**TASK DESCRIPTION**
In the data that follows, every line containing the word "realm" should be returned.

**Data about app and page elements**
○ ○ ○ ○ ○
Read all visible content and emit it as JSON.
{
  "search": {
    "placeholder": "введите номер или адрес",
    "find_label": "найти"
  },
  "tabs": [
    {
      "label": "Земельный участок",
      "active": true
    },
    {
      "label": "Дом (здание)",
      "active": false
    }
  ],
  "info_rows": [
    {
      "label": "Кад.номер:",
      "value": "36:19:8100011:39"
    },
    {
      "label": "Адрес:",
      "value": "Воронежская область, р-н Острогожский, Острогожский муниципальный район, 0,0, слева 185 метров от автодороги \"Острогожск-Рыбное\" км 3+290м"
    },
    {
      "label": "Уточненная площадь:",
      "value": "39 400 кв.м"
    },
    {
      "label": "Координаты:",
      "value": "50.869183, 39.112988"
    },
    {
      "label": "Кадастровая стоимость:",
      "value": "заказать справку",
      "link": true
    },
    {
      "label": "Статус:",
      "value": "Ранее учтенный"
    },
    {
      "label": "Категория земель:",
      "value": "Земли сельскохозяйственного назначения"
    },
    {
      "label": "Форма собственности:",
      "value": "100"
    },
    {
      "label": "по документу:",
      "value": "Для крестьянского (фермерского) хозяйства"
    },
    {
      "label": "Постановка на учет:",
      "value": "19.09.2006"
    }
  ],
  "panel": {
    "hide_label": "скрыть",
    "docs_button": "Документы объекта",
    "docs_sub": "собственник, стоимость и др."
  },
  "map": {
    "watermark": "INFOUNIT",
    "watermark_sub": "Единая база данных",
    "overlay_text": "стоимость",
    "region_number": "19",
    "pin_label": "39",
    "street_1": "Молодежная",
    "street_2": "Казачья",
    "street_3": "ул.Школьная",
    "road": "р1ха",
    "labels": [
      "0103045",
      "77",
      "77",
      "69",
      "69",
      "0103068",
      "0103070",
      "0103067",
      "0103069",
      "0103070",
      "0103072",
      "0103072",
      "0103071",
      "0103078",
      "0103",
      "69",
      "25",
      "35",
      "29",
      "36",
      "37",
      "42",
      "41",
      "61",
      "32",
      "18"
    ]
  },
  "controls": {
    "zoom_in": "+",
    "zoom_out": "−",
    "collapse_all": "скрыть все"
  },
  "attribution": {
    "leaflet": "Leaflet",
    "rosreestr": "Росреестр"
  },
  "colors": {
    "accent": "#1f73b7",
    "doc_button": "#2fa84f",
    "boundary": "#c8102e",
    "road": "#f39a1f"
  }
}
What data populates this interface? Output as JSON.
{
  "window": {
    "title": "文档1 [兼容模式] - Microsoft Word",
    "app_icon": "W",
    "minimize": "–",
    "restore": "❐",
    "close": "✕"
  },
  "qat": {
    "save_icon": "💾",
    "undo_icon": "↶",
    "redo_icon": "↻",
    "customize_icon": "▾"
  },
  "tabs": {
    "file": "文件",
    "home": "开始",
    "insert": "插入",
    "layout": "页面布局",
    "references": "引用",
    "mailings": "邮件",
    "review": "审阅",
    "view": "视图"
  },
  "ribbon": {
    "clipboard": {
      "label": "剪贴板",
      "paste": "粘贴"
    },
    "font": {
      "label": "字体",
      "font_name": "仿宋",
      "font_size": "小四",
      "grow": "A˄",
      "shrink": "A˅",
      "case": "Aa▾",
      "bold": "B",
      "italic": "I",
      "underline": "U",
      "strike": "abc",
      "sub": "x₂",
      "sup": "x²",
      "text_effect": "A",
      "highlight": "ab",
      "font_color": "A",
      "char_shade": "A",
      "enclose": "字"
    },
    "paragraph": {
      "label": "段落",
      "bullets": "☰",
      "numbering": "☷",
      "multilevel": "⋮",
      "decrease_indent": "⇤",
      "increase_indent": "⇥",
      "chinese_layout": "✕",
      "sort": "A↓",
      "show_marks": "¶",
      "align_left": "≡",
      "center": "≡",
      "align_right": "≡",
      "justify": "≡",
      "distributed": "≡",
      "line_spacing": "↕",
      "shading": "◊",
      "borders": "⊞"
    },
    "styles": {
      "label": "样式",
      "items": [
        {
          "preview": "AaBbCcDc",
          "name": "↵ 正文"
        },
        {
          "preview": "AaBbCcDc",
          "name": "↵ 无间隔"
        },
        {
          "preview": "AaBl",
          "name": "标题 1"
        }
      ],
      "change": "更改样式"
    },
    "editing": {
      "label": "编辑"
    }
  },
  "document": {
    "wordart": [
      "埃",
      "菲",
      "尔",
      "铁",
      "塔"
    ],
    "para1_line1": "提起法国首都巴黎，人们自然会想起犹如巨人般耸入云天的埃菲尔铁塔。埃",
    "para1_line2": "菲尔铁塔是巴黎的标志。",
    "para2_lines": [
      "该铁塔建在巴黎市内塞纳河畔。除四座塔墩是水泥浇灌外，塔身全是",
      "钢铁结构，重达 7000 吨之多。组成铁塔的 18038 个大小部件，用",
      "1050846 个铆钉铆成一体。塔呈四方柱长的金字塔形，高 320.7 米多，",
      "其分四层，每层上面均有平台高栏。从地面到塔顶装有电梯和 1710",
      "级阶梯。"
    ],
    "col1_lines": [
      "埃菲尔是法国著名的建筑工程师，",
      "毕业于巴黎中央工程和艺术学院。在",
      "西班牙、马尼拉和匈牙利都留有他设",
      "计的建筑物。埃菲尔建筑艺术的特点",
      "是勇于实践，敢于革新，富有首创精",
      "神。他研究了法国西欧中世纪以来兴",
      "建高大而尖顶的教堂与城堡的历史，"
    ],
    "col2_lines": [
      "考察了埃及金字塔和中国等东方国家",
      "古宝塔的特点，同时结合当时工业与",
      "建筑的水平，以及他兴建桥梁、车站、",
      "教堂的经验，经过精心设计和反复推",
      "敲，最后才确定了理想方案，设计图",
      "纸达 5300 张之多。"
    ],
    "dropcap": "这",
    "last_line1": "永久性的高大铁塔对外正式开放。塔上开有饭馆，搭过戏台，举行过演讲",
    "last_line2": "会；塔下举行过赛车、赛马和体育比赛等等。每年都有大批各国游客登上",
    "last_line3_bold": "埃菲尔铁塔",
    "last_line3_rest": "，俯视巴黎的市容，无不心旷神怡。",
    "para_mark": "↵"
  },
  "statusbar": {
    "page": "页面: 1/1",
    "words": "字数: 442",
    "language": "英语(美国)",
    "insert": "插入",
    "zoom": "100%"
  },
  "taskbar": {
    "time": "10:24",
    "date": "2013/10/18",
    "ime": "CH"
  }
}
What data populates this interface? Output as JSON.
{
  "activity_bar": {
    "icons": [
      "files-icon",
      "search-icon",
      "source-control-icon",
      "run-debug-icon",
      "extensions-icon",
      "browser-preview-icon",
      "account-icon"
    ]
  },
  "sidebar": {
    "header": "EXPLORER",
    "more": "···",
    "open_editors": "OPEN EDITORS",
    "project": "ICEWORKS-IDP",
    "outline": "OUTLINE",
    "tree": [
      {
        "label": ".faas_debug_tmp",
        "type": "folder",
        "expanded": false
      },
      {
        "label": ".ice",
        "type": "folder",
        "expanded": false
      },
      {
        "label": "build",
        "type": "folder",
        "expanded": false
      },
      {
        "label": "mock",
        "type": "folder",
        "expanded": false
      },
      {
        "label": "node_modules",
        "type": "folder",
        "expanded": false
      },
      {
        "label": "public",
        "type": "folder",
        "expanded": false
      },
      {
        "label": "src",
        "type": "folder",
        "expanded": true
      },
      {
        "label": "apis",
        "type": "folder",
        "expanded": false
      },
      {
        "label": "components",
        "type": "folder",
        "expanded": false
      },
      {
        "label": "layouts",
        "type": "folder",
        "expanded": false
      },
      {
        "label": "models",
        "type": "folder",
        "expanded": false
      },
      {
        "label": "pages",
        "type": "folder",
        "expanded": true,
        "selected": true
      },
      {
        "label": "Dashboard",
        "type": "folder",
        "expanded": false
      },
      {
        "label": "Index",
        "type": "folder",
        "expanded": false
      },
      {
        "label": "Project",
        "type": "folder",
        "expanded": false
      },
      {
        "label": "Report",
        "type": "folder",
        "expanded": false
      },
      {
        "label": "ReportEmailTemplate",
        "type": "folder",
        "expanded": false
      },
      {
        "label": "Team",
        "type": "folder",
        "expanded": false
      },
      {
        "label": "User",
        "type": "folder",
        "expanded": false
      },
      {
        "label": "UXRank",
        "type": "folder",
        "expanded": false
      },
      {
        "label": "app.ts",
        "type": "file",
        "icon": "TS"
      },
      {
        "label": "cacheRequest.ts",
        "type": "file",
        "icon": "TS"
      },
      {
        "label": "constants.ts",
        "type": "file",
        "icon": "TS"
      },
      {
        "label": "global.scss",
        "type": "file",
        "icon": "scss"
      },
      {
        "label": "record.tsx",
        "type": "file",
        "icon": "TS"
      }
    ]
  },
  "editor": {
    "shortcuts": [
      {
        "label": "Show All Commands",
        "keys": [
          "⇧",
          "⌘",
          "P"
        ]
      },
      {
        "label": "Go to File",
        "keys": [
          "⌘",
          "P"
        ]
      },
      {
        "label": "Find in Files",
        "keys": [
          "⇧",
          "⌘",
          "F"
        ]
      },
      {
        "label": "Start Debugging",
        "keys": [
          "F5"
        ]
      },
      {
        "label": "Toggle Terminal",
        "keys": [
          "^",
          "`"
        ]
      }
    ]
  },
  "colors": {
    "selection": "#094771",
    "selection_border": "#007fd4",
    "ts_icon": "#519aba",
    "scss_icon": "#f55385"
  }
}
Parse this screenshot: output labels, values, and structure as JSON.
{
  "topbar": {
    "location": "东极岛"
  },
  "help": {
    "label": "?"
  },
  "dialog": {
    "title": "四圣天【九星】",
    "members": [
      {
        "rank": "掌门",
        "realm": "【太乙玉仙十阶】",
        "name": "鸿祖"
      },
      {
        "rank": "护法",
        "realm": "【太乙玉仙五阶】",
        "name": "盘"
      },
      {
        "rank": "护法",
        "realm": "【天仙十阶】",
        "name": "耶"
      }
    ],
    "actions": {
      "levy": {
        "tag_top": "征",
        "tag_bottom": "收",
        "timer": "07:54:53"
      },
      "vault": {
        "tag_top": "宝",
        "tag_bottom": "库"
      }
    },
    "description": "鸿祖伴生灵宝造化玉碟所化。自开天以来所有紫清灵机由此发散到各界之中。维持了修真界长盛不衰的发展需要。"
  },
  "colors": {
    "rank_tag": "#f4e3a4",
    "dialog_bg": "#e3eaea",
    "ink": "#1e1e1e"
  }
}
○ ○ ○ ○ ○
**WRITTEN SOLUTION**
        "realm": "【太乙玉仙十阶】",
        "realm": "【太乙玉仙五阶】",
        "realm": "【天仙十阶】",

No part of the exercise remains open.